Tales from the Frontier - No. 8


T
he poor dog, in life the firmest friend, the first to welcome, the foremost to defend - Lord Byron

It’s always dangerous to mention animals on social media or any kind of public forum. Reactions can be unexpected and vitriolic. Some animals lovers don’t seem to feel anything for humans.

Most of us only closely encounter animals in the form of household pets. (A trip to the zoo to see the elephants and lions isn’t really an encounter although a petting zoo probably qualifies). Matadors, wild-life vets (see footnote) and Crocodile Dundees don’t qualify in the ‘most of us’ category. The ‘most of us’ world is divided into three groups:

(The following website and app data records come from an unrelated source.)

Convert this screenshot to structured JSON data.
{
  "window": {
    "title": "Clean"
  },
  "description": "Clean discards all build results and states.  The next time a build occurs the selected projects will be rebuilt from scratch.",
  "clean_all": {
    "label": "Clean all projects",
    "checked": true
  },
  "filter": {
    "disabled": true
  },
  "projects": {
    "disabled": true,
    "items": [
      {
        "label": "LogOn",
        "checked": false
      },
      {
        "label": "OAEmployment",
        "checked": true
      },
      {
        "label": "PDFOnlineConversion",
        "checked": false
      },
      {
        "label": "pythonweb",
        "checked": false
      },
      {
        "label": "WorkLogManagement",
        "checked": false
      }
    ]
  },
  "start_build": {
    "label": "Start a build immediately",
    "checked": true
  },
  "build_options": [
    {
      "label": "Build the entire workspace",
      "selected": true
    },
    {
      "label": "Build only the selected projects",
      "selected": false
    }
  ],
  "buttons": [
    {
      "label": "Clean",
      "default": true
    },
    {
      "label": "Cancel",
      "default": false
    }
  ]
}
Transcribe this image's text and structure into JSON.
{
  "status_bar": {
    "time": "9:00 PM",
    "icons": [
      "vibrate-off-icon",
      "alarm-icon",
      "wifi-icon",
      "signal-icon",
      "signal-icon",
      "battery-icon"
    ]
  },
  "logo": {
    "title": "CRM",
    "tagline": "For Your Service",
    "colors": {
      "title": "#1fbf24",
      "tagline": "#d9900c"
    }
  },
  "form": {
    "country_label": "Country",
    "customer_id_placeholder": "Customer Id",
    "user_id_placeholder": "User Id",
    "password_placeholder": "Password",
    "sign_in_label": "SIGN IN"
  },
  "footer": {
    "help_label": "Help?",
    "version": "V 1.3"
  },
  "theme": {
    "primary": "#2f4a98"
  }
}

  • those who love animals inordinately;
  • those who’ll pat your dog, stroke your cat,then immediately forget about them;
  • and those who are frightened of, or dislike pets hanging around their ankles.
We’ve all seen the ‘welcoming’ part of the Byron statement in action. The dog jumping up in delight, or trying to wag its tail off when it sees the person who fills its food bowl returning. And it’ll usually be the ‘first to welcome’ because the cat pretends disinterest, the life partner could never move as fast as Fido or Rover, and the kids are too busy thumbing some machine or other.
 
The ‘defending’ bit depends on the temperament of the beast and cannot be relied upon. Rottweilers and fighting breeds can be trained to kill but I’ve known one or two Labs and Cavs who were born cowards and prefer to slink under the sideboard. Still, one out of three Byronic dog qualities may not be as good as Meatloaf, (video) but it’s at least on the scoreboard.
 
Reading about Byron’s life brings little surprise that he regards the ‘poor dog’ (why poor? See below) as the firmest friend. He so often let people down, betrayed them, slept with their relatives, or ran away after borrowing money from them that to admit to being a firm friend of his and remain constant would necessitate having brain damage or an IQ below the waterline. Or being a dog.
 
‘Poor’ dog might have resulted from Byron’s brief visit to Switzerland. In 2012, a Swiss newspaper reported that dogs, as well as cats, are eaten regularly by a few farmers in rural areas. While commercial slaughter and sale of dog meat is illegal, farmers are allowed to butcher dogs for personal consumption. ‘Poor’ dog indeed! The favourite type of flesh comes from a dog related to the Rottweiler and is consumed as Mostbröckli, a form of marinated meat. I doubt in these areas the Rottweiler would either be ‘first to welcome’ or be anywhere near ‘the foremost to defend’.
 
When you’re in the running to be the main course on a rural menu it seems sensible to keep a low profile.
 
It should be pointed out that according to Wikipedia, 25 million dogs were eaten worldwide in 2014 and the consumption of dog meat is legal in 43 states of the USA. Hot dogs might be literal in these states.
 
Byron aside, it is not quite so easy to understand why someone (and we all know of at least one person or FB friend) who, otherwise normal, is convinced their pet is their ‘best friend’. And it is not merely a form of words, they really mean it. They rarely post pictures of their life partner (they sometimes do have one) but flood social media in the false belief that we should care about snapshots and videos of the non-interesting actions of their pets. Some even give regular updates on how trips to the vet (see footnote) went. Shepherds and Police canine units rarely post videos of their dogs working and yet they have some potential to be interesting.
 
‘He understands everything I say’ is a statement often attributed to a person’s canine friend. I guess the reaction after shouting ‘walkies’ and shaking a lead, or calling ‘din-dins’ when scraping a tin into a food bowl might give this impression. Try explaining Heisenberg’s Uncertainty Principle to Fido and see what reaction you get. Mind you, a similar dazed look of incomprehension might appear on the face of a human acquaintance. Indeed I know one or two people who can only understand emojis so such a test is probably unfair.
 
I have seen some cases round here when a dog might be truly considered a person’s firmest friend. That is among the homeless. When you’re squatting in a cold doorway with only your mutt for company then that particular ‘poor dog’ probably ticks all the Byronic boxes. And if you’re Swiss it could double up as a possible lunch.
 
Footnote: (UK meanings apply) Wild-life vets are veterinary surgeons for wild animals not ex-US serviceman who enjoy a knees-up. Vets are animal doctors and not restrained ex-US servicemen.